The agency estimated that it will send about $1.2 billion in additional payments.
If you already received your third stimulus check but are owed more based on your 2020 tax returns, the agency will automatically adjust the payment after you file your returns with a "plus-up" check.
The first wave of plus-up payments went out earlier this month; the IRS committed to delivering them on a rolling basis to everyone who is eligible as it continues to process 2020 returns.
Still, the IRS cautioned people last week that some payments may be worth less than expected, depending on several factors. The agency said it would send a letter explaining any discrepancies, but noted it could cause a "slight delay in processing the return."
One issue may arise from dependents and the differing rules on who's qualified for the money.
The first round of stimulus checks, for instance, provided $500 for dependents under the age of 17. The second check offered $600 for children under the age of 17, and the third check – the largest – gave $1,400 for all dependents, regardless of age.
But some Americans may mistakenly claim an extra $500 or $600 from the first two checks on their tax return, even though their child turned 17 on Jan. 1, 2020, and is not actually eligible for the money.
Another mix-up may stem from divorced parents if both parents try to claim the same dependent on their taxes.
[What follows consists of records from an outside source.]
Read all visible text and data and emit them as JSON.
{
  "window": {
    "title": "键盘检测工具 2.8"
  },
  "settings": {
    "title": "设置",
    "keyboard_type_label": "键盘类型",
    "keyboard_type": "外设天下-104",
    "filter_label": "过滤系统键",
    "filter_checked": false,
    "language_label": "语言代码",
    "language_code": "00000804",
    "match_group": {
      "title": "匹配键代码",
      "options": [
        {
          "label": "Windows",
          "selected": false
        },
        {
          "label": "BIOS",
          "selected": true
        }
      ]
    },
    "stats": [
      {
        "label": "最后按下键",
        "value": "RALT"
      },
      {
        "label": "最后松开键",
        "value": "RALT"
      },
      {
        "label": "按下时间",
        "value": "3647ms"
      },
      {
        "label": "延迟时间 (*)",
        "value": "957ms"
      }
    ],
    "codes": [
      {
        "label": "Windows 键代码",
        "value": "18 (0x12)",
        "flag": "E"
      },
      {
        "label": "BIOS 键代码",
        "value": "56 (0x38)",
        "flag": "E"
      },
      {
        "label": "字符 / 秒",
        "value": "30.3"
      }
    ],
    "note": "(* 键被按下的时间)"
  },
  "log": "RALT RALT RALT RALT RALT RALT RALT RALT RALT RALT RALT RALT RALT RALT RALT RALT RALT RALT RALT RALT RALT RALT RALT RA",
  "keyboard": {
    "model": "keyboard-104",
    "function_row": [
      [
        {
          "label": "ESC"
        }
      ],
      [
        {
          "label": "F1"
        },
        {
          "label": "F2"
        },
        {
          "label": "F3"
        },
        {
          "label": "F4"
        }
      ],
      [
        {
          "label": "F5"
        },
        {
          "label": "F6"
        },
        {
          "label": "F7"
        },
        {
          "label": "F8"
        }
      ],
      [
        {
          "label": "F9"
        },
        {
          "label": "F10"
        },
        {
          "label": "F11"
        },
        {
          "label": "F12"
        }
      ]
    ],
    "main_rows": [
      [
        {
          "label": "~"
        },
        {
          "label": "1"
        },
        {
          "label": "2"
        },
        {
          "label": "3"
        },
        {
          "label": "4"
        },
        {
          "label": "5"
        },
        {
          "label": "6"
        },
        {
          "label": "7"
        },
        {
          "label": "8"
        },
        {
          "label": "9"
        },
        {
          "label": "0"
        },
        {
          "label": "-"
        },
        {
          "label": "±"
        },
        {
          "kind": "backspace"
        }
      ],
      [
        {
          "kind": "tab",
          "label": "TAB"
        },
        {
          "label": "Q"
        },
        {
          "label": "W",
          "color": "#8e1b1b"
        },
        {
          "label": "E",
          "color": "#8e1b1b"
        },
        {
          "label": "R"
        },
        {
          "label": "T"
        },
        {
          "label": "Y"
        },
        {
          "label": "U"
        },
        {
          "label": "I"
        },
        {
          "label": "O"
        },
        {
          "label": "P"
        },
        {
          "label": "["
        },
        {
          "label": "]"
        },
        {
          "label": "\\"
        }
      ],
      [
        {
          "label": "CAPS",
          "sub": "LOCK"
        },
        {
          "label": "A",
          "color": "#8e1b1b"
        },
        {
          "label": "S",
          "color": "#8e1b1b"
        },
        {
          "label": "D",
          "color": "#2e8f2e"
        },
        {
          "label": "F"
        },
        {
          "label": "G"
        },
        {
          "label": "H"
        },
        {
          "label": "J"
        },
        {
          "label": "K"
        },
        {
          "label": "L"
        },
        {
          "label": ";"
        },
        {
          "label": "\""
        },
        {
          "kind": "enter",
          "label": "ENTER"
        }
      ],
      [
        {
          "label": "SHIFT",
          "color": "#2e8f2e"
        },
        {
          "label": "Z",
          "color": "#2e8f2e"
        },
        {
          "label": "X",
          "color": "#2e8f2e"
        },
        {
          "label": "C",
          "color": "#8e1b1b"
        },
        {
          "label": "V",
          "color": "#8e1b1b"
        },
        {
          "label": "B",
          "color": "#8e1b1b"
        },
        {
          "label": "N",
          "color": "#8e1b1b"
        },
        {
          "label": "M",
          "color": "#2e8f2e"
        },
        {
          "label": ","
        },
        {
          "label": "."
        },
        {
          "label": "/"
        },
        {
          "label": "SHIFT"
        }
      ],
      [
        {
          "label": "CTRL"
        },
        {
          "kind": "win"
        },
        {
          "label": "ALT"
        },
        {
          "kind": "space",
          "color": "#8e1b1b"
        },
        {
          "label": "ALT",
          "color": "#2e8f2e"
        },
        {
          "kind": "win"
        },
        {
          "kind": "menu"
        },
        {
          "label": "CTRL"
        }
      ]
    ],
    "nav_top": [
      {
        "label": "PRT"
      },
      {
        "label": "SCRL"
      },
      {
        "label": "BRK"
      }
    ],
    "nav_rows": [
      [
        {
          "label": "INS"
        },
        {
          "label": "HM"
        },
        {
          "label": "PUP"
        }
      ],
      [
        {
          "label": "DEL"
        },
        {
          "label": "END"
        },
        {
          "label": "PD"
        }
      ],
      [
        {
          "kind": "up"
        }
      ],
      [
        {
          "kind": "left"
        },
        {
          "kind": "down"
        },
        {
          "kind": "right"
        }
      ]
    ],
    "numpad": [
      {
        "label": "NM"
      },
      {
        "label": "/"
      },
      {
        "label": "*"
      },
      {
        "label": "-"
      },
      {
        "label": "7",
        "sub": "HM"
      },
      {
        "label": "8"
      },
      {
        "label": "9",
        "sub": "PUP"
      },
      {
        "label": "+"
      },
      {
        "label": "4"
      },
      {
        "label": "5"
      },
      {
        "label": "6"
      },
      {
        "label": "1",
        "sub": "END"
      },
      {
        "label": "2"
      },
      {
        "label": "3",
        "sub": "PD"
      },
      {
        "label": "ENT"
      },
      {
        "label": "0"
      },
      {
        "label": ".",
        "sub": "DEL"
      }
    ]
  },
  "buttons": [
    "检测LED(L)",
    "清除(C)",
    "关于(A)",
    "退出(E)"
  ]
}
Only the parent who claims the child as a dependent should get the stimulus check adjustment, according to the tax website 1040.com.
The IRS has so far delivered 159 million stimulus checks worth more than $376 billion.
You can check the status of your payment using the IRS’s Get My Payment tool.